Sticking to the principle of shorter trips also allows parents to introduce children to different environments at different times. This can help familiarize your child with new places and activities that happen in social situations.

And be sure to keep ‘big purchase’ shopping experiences kid-free. If you are buying something that needs salespeople, paperwork, or consultation, you’ll definitely want to leave your child at home. These complicated sales can take a long time to complete and you may have to switch your focus from your child to the sale–which isn’t good for either of you!

Making Shopping Trips Easier

Just like most situations, shopping with an autistic child can be made easier by preparing for their potential discomfort. Some great things to bring on any shopping excursion include:

  • Any must-have toys or objects
  • Favorite snacks & drinks
  • A list or other visual aid to show your child the shopping itinerary

On top of physical objects that can make shopping easier, there are also a few things you can do with your child to prepare. Be sure to talk to your child’s therapist about these practices to make sure they are in line with their program.

  • Timeframe visual aids
  • Picking out things at specific stores (snacks, clothes, toys, etc, depending on the store)
  • Helping with the shopping (pushing a cart, holding a basket, using the credit card, etc)
  • Practice behavior with potential rewards

Helping your child feel comfortable is paramount to a great shopping experience. Be sure to work with your child before any new shopping location to keep the attitudes and behaviors positive.

ABA Therapy from IABA Consultants
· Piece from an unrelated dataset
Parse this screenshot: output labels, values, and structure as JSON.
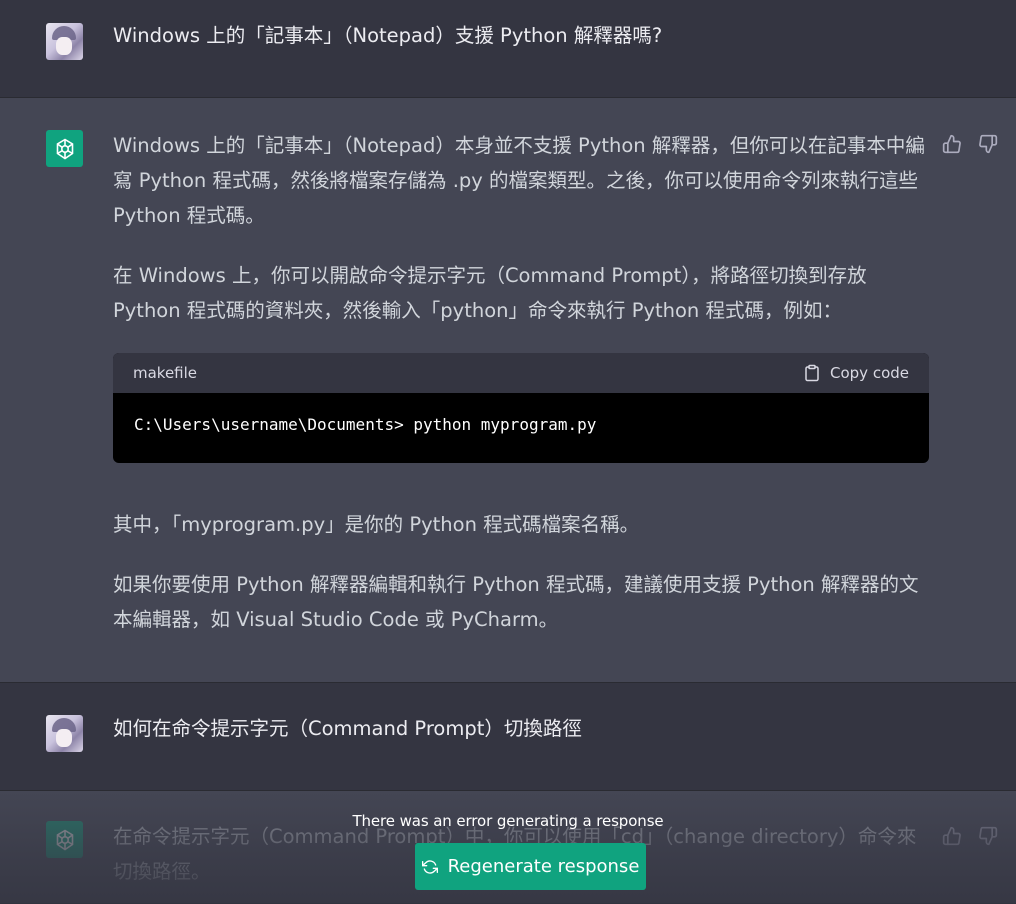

If you have questions regarding autism treatment, education, or plans to use ABA therapy, we are here for you! Our goal is to make sure no family is turned away due to financial constraints. Our therapy team would love to talk to you. Find the location closest to you and give us a call. We’re here for you.
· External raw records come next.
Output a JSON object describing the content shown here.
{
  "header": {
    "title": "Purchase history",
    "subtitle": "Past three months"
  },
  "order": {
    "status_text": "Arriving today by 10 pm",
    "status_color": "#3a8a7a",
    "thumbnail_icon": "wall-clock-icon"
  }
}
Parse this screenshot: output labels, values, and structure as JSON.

IABA Consultants in Milestones Magazine

Haircut Visit Tips for Children with Autism

Haircuts are difficult for many young children. Adding sensory sensitivities to the equation can make haircut appointments even harder. This is why we want to talk about haircuts for autistic children and what can be done to make appointments easier.

This article is a continuation of the topics from the last two weeks (Dental Visit Tips for Children with Autism | Doctor Visit Tips for Children with Autism). These are important topics, as getting your child comfortable with important social situations, while difficult, is necessary.

Finding an Autism-Friendly Hair Stylist

There aren’t many comprehensive autism-friendly hairstylists or salon lists available on the internet. This doesn’t mean you’re out of luck when it comes to searching for a great place to get a haircut, however. 

Some beauty professionals list autism-friendly on their websites. This makes using search engines to find them very easy. Use search terms like ‘autism haircut near me’ or ‘autism-friendly hair stylist’ to start your search.

If you are comfortable with addressing the sensory sensitivities your child has that may arise during a haircut appointment, be sure to ask about or make requests beforehand.

  • No electric clippers, blowdryers, water, shampoo, etc.
  • Any specific touching or holding of the hair
  • Scheduling an appointment at a less busy time

Talking to your child’s therapist before a haircut may also be a big help in jogging your memory for things that may help.

Preparing for a Professional Haircut

Before an appointment with the hairdresser, there are a few steps you can take to ease your child into feeling more comfortable about the appointment.

  • Take a few trips to the salon before the appointment to acquaint your child with the environment
  • Practice with brushes and combs while your child is seated at home
  • Make sure to note any sensory issues that could arise: noise from electric clippers and blow dryers, hair touching, using water, etc
  • Make sure your child has toys or objects they can have during the haircut

ABA Therapy from IABA Consultants

If you have questions regarding autism treatment, education, or plans to use ABA therapy, we are here for you! Our goal is to make sure no family is turned away due to financial constraints. Our therapy team would love to talk to you. Find the location closest to you and give us a call. We’re here for you.